This proof enables new symmetries to be discovered bringing a new approach to finding other potential sphere packing arrangements. The next question mathematicians have thought is whether these methods can be adapted to show E^8 and the Leech lattice have universal optimality. In other words, the lattices not only provide best sphere packings but also lowest-energy, in terms of physics. It is known that E^8 and the Leech Lattice are connected to many areas in mathematics and physics, so we can look forward to many more discoveries.

3 References

Darling, D. (2018). Cannonball Problem. [online] Daviddarling.info. Available at: http://www.daviddarling.info/encyclopedia/C/Cannonball Problem.html [Accessed 26 Mar. 2018].

Mathworld.wolfram.com. (2018). Cubic Close Packing – from Wolfram MathWorld. [online] Available at: http://mathworld.wolfram.com/CubicClosePacking.html [Accessed 26 Mar. 2018].

Mathworld.wolfram.com. (2018). Hexagonal Close Packing – from Wolfram MathWorld. [online] Available at: http://mathworld.wolfram.com/HexagonalClosePacking.html [Accessed 26 Mar. 2018].

Mathworld.wolfram.com. (2018). Hypersphere – from Wolfram MathWorld. [online] Available at: http://mathworld.wolfram.com/Hypersphere.html [Accessed 26 Mar. 2018].

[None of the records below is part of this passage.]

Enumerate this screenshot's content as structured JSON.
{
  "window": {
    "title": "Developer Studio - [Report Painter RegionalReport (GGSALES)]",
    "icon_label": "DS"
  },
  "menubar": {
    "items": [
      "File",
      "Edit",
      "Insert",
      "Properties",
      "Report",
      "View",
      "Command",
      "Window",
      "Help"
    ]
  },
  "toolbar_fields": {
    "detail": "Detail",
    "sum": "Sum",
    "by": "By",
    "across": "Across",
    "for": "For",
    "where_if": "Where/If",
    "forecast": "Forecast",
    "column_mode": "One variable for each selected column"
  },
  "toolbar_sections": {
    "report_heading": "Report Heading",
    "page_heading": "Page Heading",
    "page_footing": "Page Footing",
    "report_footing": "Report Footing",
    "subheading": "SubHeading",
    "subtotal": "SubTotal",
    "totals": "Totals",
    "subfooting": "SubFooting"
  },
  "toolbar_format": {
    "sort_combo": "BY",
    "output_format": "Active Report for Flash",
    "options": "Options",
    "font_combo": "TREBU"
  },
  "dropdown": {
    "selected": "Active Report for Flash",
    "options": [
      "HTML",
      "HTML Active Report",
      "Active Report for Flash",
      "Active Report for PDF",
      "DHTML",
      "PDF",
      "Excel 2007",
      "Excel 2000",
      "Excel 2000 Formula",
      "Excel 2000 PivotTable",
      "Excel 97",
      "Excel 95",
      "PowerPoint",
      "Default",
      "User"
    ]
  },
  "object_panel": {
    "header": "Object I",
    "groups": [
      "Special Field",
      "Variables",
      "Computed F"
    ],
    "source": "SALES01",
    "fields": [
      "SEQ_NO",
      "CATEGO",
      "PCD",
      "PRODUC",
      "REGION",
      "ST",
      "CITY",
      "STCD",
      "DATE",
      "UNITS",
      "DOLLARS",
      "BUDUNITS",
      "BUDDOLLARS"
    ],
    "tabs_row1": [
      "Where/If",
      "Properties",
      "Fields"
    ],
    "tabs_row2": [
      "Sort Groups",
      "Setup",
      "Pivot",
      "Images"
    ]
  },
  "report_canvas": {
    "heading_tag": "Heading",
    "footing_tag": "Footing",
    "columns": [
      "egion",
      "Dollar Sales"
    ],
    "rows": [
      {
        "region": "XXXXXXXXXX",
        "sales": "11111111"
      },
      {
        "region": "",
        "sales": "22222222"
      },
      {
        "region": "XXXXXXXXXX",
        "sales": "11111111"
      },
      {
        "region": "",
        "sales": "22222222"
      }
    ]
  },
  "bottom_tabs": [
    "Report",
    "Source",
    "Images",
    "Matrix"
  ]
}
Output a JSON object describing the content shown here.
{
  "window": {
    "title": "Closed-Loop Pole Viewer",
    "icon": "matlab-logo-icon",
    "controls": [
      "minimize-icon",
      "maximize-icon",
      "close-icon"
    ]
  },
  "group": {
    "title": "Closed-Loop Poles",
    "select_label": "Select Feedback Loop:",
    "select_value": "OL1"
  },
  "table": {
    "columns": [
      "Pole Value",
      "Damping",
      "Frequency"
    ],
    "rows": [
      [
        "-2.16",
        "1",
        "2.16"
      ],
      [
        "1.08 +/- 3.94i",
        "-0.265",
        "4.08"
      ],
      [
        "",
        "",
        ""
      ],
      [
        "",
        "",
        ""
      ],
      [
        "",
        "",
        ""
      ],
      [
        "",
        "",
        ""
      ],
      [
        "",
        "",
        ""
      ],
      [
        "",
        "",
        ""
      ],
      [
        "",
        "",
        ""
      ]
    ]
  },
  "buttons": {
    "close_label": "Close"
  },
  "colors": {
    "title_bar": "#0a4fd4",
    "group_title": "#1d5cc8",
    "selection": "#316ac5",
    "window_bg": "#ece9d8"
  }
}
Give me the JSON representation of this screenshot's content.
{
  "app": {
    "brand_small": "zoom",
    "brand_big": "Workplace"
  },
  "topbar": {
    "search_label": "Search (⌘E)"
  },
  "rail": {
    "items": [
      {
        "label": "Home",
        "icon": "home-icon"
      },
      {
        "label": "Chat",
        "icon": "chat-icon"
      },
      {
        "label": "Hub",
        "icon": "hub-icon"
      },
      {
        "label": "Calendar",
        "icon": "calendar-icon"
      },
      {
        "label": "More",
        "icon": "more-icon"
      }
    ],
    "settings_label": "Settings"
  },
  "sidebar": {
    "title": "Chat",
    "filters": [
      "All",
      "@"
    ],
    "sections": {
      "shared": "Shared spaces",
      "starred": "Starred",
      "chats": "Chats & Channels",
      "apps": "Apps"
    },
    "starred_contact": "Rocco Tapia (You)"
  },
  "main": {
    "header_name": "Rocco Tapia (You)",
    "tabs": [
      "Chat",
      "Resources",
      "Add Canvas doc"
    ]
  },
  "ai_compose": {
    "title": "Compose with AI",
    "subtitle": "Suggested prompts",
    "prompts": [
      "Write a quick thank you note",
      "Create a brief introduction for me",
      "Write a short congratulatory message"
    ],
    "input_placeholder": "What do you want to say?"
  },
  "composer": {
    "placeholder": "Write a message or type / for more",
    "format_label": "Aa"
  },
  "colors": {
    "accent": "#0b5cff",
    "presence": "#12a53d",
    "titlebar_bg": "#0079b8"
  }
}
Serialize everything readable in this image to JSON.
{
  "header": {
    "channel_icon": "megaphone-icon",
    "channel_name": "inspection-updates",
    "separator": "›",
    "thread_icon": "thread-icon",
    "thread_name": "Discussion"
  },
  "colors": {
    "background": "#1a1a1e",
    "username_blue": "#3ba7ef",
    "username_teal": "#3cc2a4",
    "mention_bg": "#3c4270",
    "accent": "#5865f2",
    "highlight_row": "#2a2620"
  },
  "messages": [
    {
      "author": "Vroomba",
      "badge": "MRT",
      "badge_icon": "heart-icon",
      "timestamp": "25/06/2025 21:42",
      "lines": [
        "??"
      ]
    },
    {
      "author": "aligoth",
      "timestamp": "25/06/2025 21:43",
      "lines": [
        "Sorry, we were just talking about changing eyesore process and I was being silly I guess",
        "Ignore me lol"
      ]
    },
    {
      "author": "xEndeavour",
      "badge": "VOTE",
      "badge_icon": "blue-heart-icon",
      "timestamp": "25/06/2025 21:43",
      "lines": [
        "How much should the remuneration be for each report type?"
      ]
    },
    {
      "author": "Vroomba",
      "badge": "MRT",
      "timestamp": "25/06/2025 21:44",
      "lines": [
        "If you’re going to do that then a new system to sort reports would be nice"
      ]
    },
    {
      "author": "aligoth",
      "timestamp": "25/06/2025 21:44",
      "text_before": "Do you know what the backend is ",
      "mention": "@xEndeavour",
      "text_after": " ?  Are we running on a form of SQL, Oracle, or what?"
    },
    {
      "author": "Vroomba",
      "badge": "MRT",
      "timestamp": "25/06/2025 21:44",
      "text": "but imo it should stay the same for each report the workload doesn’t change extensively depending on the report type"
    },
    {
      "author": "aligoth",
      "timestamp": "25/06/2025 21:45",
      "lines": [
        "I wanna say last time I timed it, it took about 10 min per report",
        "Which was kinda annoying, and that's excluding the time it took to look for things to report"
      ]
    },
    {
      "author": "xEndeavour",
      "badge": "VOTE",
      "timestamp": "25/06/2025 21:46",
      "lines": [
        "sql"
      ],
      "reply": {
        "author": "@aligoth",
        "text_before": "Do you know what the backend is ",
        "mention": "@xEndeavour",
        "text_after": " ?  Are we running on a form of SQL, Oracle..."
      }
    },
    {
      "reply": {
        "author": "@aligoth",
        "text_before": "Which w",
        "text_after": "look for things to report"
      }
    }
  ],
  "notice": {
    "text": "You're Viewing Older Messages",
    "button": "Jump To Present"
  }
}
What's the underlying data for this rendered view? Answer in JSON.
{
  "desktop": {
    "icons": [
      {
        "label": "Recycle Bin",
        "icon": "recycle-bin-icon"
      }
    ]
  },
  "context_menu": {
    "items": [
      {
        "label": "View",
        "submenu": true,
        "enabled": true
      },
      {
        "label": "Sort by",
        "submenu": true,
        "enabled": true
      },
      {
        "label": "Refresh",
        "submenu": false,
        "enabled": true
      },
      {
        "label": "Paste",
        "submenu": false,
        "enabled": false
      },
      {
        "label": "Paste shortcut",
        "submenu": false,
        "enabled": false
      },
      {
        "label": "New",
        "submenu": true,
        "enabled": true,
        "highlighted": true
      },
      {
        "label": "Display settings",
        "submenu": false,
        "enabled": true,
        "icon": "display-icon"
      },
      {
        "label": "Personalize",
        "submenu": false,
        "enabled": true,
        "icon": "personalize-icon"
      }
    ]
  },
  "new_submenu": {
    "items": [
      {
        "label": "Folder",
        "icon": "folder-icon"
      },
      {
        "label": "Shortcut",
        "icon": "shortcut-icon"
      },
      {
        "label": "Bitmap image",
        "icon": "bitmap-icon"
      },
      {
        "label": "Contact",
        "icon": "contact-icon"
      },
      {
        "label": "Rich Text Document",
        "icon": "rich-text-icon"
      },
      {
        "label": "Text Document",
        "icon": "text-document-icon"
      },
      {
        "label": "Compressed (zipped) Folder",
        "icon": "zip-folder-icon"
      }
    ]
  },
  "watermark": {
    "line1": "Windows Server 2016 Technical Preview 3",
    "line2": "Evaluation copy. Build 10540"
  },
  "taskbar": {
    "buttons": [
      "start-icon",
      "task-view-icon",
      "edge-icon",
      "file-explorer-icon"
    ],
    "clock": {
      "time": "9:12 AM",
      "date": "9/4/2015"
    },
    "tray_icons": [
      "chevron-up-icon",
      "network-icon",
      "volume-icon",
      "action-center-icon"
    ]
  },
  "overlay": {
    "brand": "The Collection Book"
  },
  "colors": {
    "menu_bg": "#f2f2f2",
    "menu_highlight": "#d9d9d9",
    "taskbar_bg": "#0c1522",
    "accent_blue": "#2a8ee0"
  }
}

Mathworld.wolfram.com. (2018). Kepler Conjecture – from Wolfram MathWorld. [online] Available at: http://mathworld.wolfram.com/KeplerConjecture.html [Accessed 26 Mar. 2018].

Mathworld.wolfram.com. (2018). Sphere Packing – from Wolfram MathWorld. [online] Available at: http://mathworld.wolfram.com/SpherePacking.html [Accessed 26 Mar. 2018].

Viazovska, M. (2017). The sphere packing problem in dimension 8. Annals of Mathematics, 185(3), pp.991-1015.

Chemistry LibreTexts. (2018). Closest Packed Structures. [online] Available at: https://chem.libretexts.org /Core/Physical and Theoretical Chemistry/Physical Properties of Matter/States of Matter/Properties of

Solids/Crystal Lattice/Closest Pack Structures [Accessed 26 Mar. 2018].